There were heated exchanges at the first meeting of the newly elected Laois County Council when a Fianna Fáil/Fine Gael coalition froze out poll-topping Sinn Féin and independent councillors.
Civil War politics was replaced by a new split as the major parties circled the wagons to keep the main appointments for themselves. With the independent amalgamation falling one person short of the required seven to operate a grouping system, and ensure representation, the new coalition was able to rubber stamp nominations to positions without the need for a vote.
Fine Gael did not nominate a candidate for the position of Cathaoirleach and instead voted for Fianna Fáil’s Cllr John Joe Fenelly who defeated Cllr Brendan Phelan by 13 votes to six. Fianna Fáil’s Cllr Catherine Fitzgerald was elected as leas-cathaoirleach, defeating Cllr Caroline Dwane Stanley along similar lines.
Prior to the vote, Cllr Dwane Stanley said there were 91 positions to be filled and she asked that their mandate be recognised and the positions be “divvied out on proportionality and divvied out fairly”.
While proposing Cllr Brendan Phelan for cathaoirleach, Cllr Noel Tuohy said: “We are looking at the end of the Civil War politics and I am absolutely amazed and delighted to see that Fianna Fáil and Fine Gael are at last reunited.”
On the election of Cllr Fennelly to the highest office in the county, Cllr Phelan wished him well and described him as a “very honourable and decent person”.
However, he took issue with the message of “providing stability” which he said was being put forward by his former party, Fianna Fáil. He said this was at odds with the message he received on the doorsteps from people facing difficulties.
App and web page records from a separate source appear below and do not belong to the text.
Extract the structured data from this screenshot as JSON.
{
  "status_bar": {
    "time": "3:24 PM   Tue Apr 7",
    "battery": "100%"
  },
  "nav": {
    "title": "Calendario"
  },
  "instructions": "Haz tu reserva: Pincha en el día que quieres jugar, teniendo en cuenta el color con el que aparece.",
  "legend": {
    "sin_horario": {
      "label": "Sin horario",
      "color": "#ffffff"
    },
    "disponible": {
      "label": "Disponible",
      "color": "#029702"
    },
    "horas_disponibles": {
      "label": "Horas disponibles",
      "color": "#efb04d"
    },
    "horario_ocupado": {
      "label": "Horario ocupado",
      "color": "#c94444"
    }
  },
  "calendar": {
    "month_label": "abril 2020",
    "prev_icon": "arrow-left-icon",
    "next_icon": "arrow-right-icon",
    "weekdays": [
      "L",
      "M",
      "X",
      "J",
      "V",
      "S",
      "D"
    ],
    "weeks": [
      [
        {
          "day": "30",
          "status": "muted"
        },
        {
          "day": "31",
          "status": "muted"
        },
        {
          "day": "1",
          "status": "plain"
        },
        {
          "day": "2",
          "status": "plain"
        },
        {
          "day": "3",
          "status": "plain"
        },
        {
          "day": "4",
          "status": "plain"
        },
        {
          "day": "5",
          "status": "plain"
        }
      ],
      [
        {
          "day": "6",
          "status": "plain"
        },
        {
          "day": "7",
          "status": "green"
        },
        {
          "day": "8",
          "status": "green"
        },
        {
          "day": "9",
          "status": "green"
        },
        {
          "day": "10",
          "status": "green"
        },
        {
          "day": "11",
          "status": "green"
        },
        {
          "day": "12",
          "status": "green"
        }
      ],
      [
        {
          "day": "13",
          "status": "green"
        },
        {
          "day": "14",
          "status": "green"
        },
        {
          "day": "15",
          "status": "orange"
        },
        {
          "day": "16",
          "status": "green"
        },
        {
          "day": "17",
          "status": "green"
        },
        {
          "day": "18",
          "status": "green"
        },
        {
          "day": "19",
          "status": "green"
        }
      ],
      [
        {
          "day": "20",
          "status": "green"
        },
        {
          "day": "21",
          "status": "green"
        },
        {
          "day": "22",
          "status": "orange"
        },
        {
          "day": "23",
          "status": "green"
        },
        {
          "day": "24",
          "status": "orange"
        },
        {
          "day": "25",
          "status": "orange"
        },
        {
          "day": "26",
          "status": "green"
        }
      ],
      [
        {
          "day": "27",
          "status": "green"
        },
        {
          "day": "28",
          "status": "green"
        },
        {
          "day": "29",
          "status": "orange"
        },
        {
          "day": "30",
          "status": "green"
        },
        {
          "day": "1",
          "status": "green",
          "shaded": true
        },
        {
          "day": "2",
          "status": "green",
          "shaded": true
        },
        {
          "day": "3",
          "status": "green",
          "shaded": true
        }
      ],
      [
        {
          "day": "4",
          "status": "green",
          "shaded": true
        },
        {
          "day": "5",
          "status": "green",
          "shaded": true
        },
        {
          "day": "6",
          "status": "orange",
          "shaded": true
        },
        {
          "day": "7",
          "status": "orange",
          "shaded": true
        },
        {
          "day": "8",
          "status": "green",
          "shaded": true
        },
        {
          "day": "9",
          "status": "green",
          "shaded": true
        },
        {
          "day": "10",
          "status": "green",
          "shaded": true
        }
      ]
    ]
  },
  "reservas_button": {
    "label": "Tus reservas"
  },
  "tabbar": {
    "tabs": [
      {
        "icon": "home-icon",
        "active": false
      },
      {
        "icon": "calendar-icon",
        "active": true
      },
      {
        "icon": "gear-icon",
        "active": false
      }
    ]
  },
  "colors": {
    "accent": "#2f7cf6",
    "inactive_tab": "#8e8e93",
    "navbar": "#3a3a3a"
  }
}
He said people did not want stability, they wanted decisions reversed such as the removal of discretionary medical cards, cuts in mobility allowance, and also information on water charges.
He said he had spoken to Cllr Willie Aird at the count and he had told him that people said to him that they were giving him a personal vote but were “not happy with the performance of the government”.
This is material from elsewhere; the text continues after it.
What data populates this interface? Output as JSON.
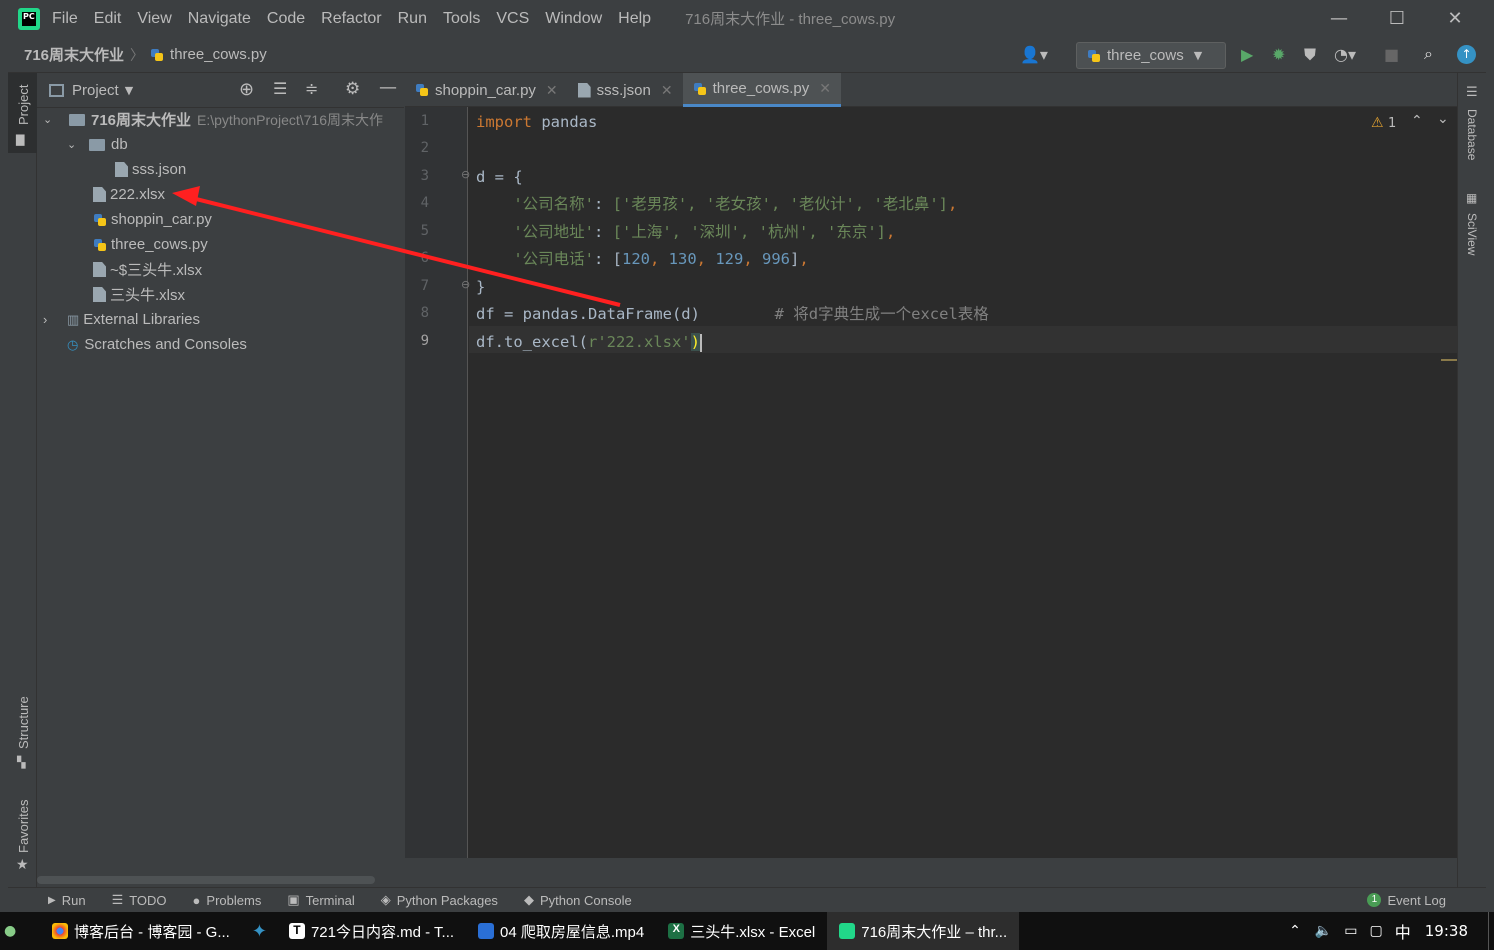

He also raised the issue of the hospital in Abbeyleix and asked if the councillors were prepared to stand behind the campaign to keep it open.
Cllr Aird said he was not willing to enter into a debate on the remarks that were passed, on the occasion of the election of the cathaoirleach. However, he described Cllr Phelan as a “bitter man” adding “we will have another day”.
There were heated exchanges shortly after when Cllr Phelan challenged the coalition stranglehold on committee appointments. Aidan Mullins had been nominated as one of three elected representatives to serve on the board of Portarlington Leisure Centre. His nomination as well as that of Cllr Noel Tuohy for the Portlaoise Leisure Centre committee fell on deaf ears as the majority grouping’s candidates were appointed. Cllrs Paschal McEvoy, Padraig Fleming and Tom Mulhall were appointed to the Portarlington Leisure Centre while Cllrs Aird, Jerry Lodge and Catherine Fitzgerald were appointed to the board of Portlaoise Leisure Centre.
Cllr Phelan asked was it not possible for them to consider local people for the positions as there “was no financial reward” involved. “You should consider people from the area who have a contribution to make. Most of those people got a good vote and exceeded the quota,” he said.
Cllr Aird took exception to this and said he had attended over 20 meetings in Dublin “to try and secure funding” for the Portlaoise Leisure Centre before its development. “It is a bit rich to come in and challenge the names we have put forward,” Cllr Aird said.
There are roughly three groupings on the council, Cllr Phelan said, and he suggested that some of those people should be considered. “I am not questioning the contribution of anybody,” he said.
Cllr James Kelly said they would have to accept the democratic process but quoted William Jennings Bryan on the right minority later becoming the majority.